Community Supported Agriculture

A Pledge to the Farmland

Food from the Earth for Friends

In the beginning of the 1960's individuals in countries experiencing vast industrialization yearned for re-connection with the earth and each other. Community Supported Agriculture (CSA) is both legal and spiritual movement designed to form interdependent farming communities solely bent on advancing farming prosperity through one's connection to the earth. Members work to achieve a direct relationship with their consumers to give them the best quality products in both health and salesmanship.

From Notion to Action

Rapid industrialization from the earlier half of the 20th century decimated country-sides as businesses and their supporting governments plotted grounds for further Urbanization. In the early 1960's citizens in countries like Japan and Switzerland observed that farmers were vastly losing profit and falling into debt because industrialization consumed their profit market. To amend this loss in their market, groups of farmers began band together in shares and other economic partnerships. These partnerships worked to provide economic security for all the involved parties; share-holders received profits from all included agriculture to ensure each farmer received a profit, even in times of drought with poor crop yield. As this concept spread, the economic safety attracted many farmers to join these types of partnerships, and the increase in number of farmers in the groups lead to a vast conglomeration of several agricultural products. In any one group there may be farmers specializing in grain, produce, or even livestock. As these communities grew, participating individuals began to realize that their product variety allowed for possible independent communities, and in the mid 1980's the first few CSAs began to flourish. These new agriculture based communities work first to provide foodstuffs for all participating communities and then worked to ensure economic security for the community, which allowed for some of these larger CSAs to act as distinct identities, similar to small cities or businesses. This new community ensured a safe and healthy lifestyle for farmers that was previously difficult to attain in this modern consumerist world.

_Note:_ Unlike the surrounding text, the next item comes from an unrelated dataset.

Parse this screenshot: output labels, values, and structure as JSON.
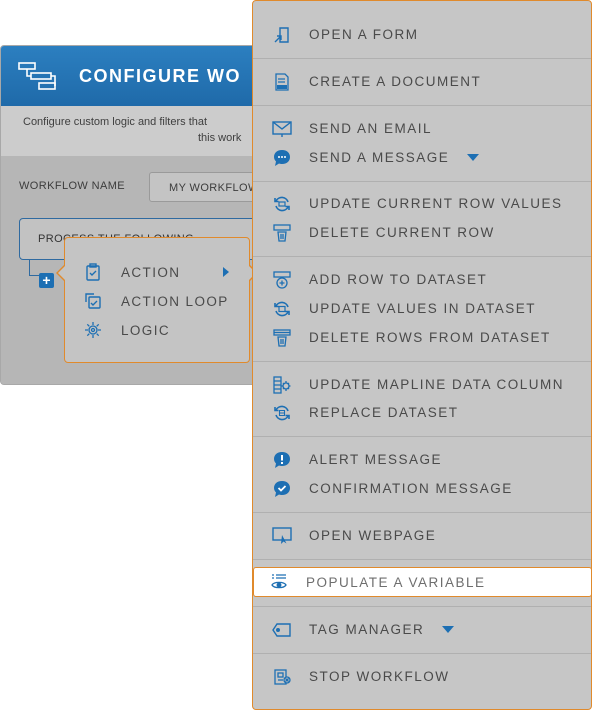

Food by the People for the People

The typical CSA is formed by a group of five to twelve farmers that cultivate and harvest from lands in close proximity. Most participants of CSAs are members of their own economic partnerships, meaning all members benefits economically from the entirety of the crop yield. This ensures economic stability for all partners in times of drought or other natural disasters that lead to poor crop yields; however, all members feel the economic constraint. Fortunately, most members are attracted to CSAs because of the relationships they form with each other and their consumers. Farmers in a CSA know they are giving only the best effort and quality in their products: if crops aren't quite yet ripe, they wait until they have reached peak nutritional value before allowing their customers to purchase. This loyalty to their service and customers is what sets members of a CSA apart from farmers and plantations who mass produce for mass market sales.
Community Supported Agriculture.